- **TASK INSTRUCTIONS**:
Would you restate each line of the data below word for word, without its pictures?

- **DATA UNDER STUDY**:
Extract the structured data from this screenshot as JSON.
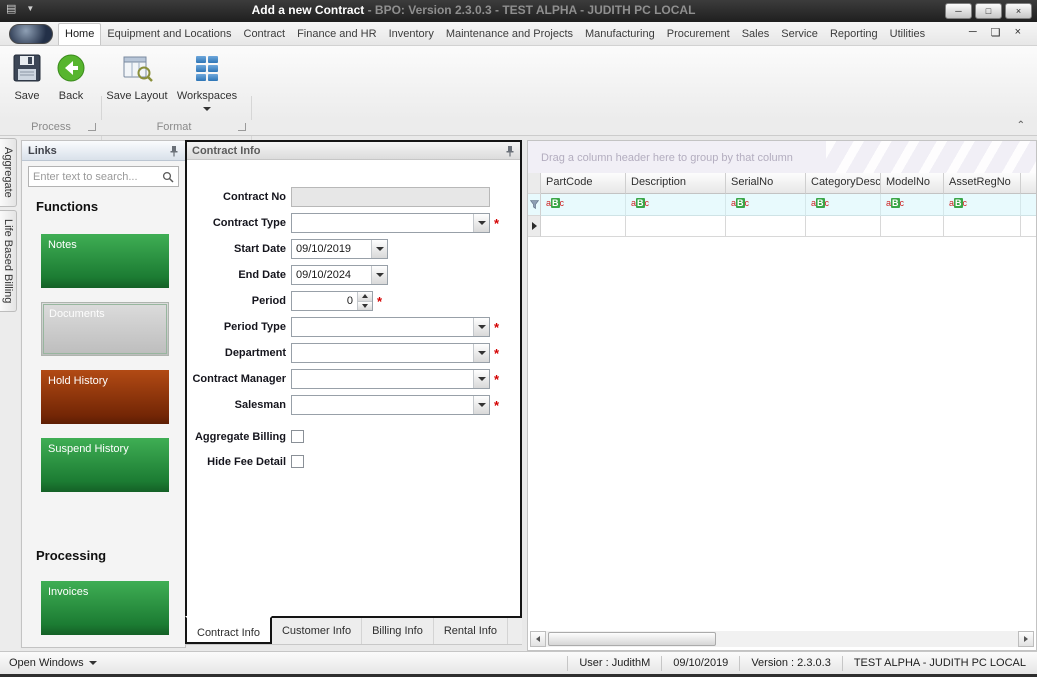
{
  "window": {
    "title_main": "Add a new Contract",
    "title_rest": " - BPO: Version 2.3.0.3 - TEST ALPHA - JUDITH PC LOCAL",
    "minimize": "─",
    "maximize": "□",
    "close": "×"
  },
  "ribbon": {
    "tabs": [
      {
        "label": "Home"
      },
      {
        "label": "Equipment and Locations"
      },
      {
        "label": "Contract"
      },
      {
        "label": "Finance and HR"
      },
      {
        "label": "Inventory"
      },
      {
        "label": "Maintenance and Projects"
      },
      {
        "label": "Manufacturing"
      },
      {
        "label": "Procurement"
      },
      {
        "label": "Sales"
      },
      {
        "label": "Service"
      },
      {
        "label": "Reporting"
      },
      {
        "label": "Utilities"
      }
    ],
    "buttons": {
      "save": "Save",
      "back": "Back",
      "save_layout": "Save Layout",
      "workspaces": "Workspaces"
    },
    "groups": {
      "process": "Process",
      "format": "Format"
    }
  },
  "dock_tabs": {
    "aggregate": "Aggregate",
    "life_based_billing": "Life Based Billing"
  },
  "links": {
    "title": "Links",
    "search_placeholder": "Enter text to search...",
    "functions_heading": "Functions",
    "processing_heading": "Processing",
    "buttons": {
      "notes": "Notes",
      "documents": "Documents",
      "hold_history": "Hold History",
      "suspend_history": "Suspend History",
      "invoices": "Invoices"
    }
  },
  "contract": {
    "title": "Contract Info",
    "labels": {
      "contract_no": "Contract No",
      "contract_type": "Contract Type",
      "start_date": "Start Date",
      "end_date": "End Date",
      "period": "Period",
      "period_type": "Period Type",
      "department": "Department",
      "contract_manager": "Contract Manager",
      "salesman": "Salesman",
      "aggregate_billing": "Aggregate Billing",
      "hide_fee_detail": "Hide Fee Detail"
    },
    "values": {
      "contract_no": "",
      "contract_type": "",
      "start_date": "09/10/2019",
      "end_date": "09/10/2024",
      "period": "0",
      "period_type": "",
      "department": "",
      "contract_manager": "",
      "salesman": ""
    },
    "required_marker": "*",
    "tabs": [
      {
        "label": "Contract Info"
      },
      {
        "label": "Customer Info"
      },
      {
        "label": "Billing Info"
      },
      {
        "label": "Rental Info"
      }
    ]
  },
  "grid": {
    "group_hint": "Drag a column header here to group by that column",
    "columns": [
      {
        "label": "PartCode"
      },
      {
        "label": "Description"
      },
      {
        "label": "SerialNo"
      },
      {
        "label": "CategoryDesc"
      },
      {
        "label": "ModelNo"
      },
      {
        "label": "AssetRegNo"
      }
    ],
    "filter_glyph": {
      "first": "a",
      "second": "B",
      "third": "c"
    }
  },
  "status_bar": {
    "open_windows": "Open Windows",
    "user": "User : JudithM",
    "date": "09/10/2019",
    "version": "Version : 2.3.0.3",
    "environment": "TEST ALPHA - JUDITH PC LOCAL"
  }
}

- **RESULT FOR THIS TASK**:
Extract the structured data from this screenshot as JSON.
{
  "window": {
    "title_main": "Add a new Contract",
    "title_rest": " - BPO: Version 2.3.0.3 - TEST ALPHA - JUDITH PC LOCAL",
    "minimize": "─",
    "maximize": "□",
    "close": "×"
  },
  "ribbon": {
    "tabs": [
      {
        "label": "Home"
      },
      {
        "label": "Equipment and Locations"
      },
      {
        "label": "Contract"
      },
      {
        "label": "Finance and HR"
      },
      {
        "label": "Inventory"
      },
      {
        "label": "Maintenance and Projects"
      },
      {
        "label": "Manufacturing"
      },
      {
        "label": "Procurement"
      },
      {
        "label": "Sales"
      },
      {
        "label": "Service"
      },
      {
        "label": "Reporting"
      },
      {
        "label": "Utilities"
      }
    ],
    "buttons": {
      "save": "Save",
      "back": "Back",
      "save_layout": "Save Layout",
      "workspaces": "Workspaces"
    },
    "groups": {
      "process": "Process",
      "format": "Format"
    }
  },
  "dock_tabs": {
    "aggregate": "Aggregate",
    "life_based_billing": "Life Based Billing"
  },
  "links": {
    "title": "Links",
    "search_placeholder": "Enter text to search...",
    "functions_heading": "Functions",
    "processing_heading": "Processing",
    "buttons": {
      "notes": "Notes",
      "documents": "Documents",
      "hold_history": "Hold History",
      "suspend_history": "Suspend History",
      "invoices": "Invoices"
    }
  },
  "contract": {
    "title": "Contract Info",
    "labels": {
      "contract_no": "Contract No",
      "contract_type": "Contract Type",
      "start_date": "Start Date",
      "end_date": "End Date",
      "period": "Period",
      "period_type": "Period Type",
      "department": "Department",
      "contract_manager": "Contract Manager",
      "salesman": "Salesman",
      "aggregate_billing": "Aggregate Billing",
      "hide_fee_detail": "Hide Fee Detail"
    },
    "values": {
      "contract_no": "",
      "contract_type": "",
      "start_date": "09/10/2019",
      "end_date": "09/10/2024",
      "period": "0",
      "period_type": "",
      "department": "",
      "contract_manager": "",
      "salesman": ""
    },
    "required_marker": "*",
    "tabs": [
      {
        "label": "Contract Info"
      },
      {
        "label": "Customer Info"
      },
      {
        "label": "Billing Info"
      },
      {
        "label": "Rental Info"
      }
    ]
  },
  "grid": {
    "group_hint": "Drag a column header here to group by that column",
    "columns": [
      {
        "label": "PartCode"
      },
      {
        "label": "Description"
      },
      {
        "label": "SerialNo"
      },
      {
        "label": "CategoryDesc"
      },
      {
        "label": "ModelNo"
      },
      {
        "label": "AssetRegNo"
      }
    ],
    "filter_glyph": {
      "first": "a",
      "second": "B",
      "third": "c"
    }
  },
  "status_bar": {
    "open_windows": "Open Windows",
    "user": "User : JudithM",
    "date": "09/10/2019",
    "version": "Version : 2.3.0.3",
    "environment": "TEST ALPHA - JUDITH PC LOCAL"
  }
}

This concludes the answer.